What is being asked
From the first line to the last, reproduce the data exactly.

Provided data

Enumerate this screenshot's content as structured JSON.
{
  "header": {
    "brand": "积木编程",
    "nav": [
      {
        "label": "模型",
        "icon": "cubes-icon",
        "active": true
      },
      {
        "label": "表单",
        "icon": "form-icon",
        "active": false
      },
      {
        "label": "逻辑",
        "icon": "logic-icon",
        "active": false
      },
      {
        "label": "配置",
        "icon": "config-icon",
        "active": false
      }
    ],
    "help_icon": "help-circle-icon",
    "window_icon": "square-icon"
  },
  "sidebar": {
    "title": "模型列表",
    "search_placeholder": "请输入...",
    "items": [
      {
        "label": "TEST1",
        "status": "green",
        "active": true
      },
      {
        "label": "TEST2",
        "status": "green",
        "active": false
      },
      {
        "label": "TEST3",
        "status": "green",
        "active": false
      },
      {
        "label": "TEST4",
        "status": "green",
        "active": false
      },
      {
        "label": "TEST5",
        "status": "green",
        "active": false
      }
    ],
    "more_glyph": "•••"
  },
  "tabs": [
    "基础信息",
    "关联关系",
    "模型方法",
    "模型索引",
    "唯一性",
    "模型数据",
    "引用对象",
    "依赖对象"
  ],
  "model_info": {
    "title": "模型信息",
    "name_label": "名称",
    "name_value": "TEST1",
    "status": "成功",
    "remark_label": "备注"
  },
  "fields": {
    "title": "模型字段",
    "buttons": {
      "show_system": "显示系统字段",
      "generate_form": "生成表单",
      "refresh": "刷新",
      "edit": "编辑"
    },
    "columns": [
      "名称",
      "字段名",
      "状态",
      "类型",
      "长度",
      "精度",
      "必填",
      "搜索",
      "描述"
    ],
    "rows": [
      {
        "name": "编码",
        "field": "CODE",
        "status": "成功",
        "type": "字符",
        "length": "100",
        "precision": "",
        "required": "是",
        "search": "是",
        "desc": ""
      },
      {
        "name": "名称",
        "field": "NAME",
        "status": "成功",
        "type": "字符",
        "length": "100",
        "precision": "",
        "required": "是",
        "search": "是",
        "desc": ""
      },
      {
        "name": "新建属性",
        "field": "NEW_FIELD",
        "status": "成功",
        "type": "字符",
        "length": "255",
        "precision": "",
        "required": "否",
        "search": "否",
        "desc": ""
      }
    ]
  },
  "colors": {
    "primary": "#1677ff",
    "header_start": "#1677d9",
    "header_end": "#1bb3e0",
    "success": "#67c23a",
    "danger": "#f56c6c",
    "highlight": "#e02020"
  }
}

Written solution
Enumerate this screenshot's content as structured JSON.
{
  "header": {
    "brand": "积木编程",
    "nav": [
      {
        "label": "模型",
        "icon": "cubes-icon",
        "active": true
      },
      {
        "label": "表单",
        "icon": "form-icon",
        "active": false
      },
      {
        "label": "逻辑",
        "icon": "logic-icon",
        "active": false
      },
      {
        "label": "配置",
        "icon": "config-icon",
        "active": false
      }
    ],
    "help_icon": "help-circle-icon",
    "window_icon": "square-icon"
  },
  "sidebar": {
    "title": "模型列表",
    "search_placeholder": "请输入...",
    "items": [
      {
        "label": "TEST1",
        "status": "green",
        "active": true
      },
      {
        "label": "TEST2",
        "status": "green",
        "active": false
      },
      {
        "label": "TEST3",
        "status": "green",
        "active": false
      },
      {
        "label": "TEST4",
        "status": "green",
        "active": false
      },
      {
        "label": "TEST5",
        "status": "green",
        "active": false
      }
    ],
    "more_glyph": "•••"
  },
  "tabs": [
    "基础信息",
    "关联关系",
    "模型方法",
    "模型索引",
    "唯一性",
    "模型数据",
    "引用对象",
    "依赖对象"
  ],
  "model_info": {
    "title": "模型信息",
    "name_label": "名称",
    "name_value": "TEST1",
    "status": "成功",
    "remark_label": "备注"
  },
  "fields": {
    "title": "模型字段",
    "buttons": {
      "show_system": "显示系统字段",
      "generate_form": "生成表单",
      "refresh": "刷新",
      "edit": "编辑"
    },
    "columns": [
      "名称",
      "字段名",
      "状态",
      "类型",
      "长度",
      "精度",
      "必填",
      "搜索",
      "描述"
    ],
    "rows": [
      {
        "name": "编码",
        "field": "CODE",
        "status": "成功",
        "type": "字符",
        "length": "100",
        "precision": "",
        "required": "是",
        "search": "是",
        "desc": ""
      },
      {
        "name": "名称",
        "field": "NAME",
        "status": "成功",
        "type": "字符",
        "length": "100",
        "precision": "",
        "required": "是",
        "search": "是",
        "desc": ""
      },
      {
        "name": "新建属性",
        "field": "NEW_FIELD",
        "status": "成功",
        "type": "字符",
        "length": "255",
        "precision": "",
        "required": "否",
        "search": "否",
        "desc": ""
      }
    ]
  },
  "colors": {
    "primary": "#1677ff",
    "header_start": "#1677d9",
    "header_end": "#1bb3e0",
    "success": "#67c23a",
    "danger": "#f56c6c",
    "highlight": "#e02020"
  }
}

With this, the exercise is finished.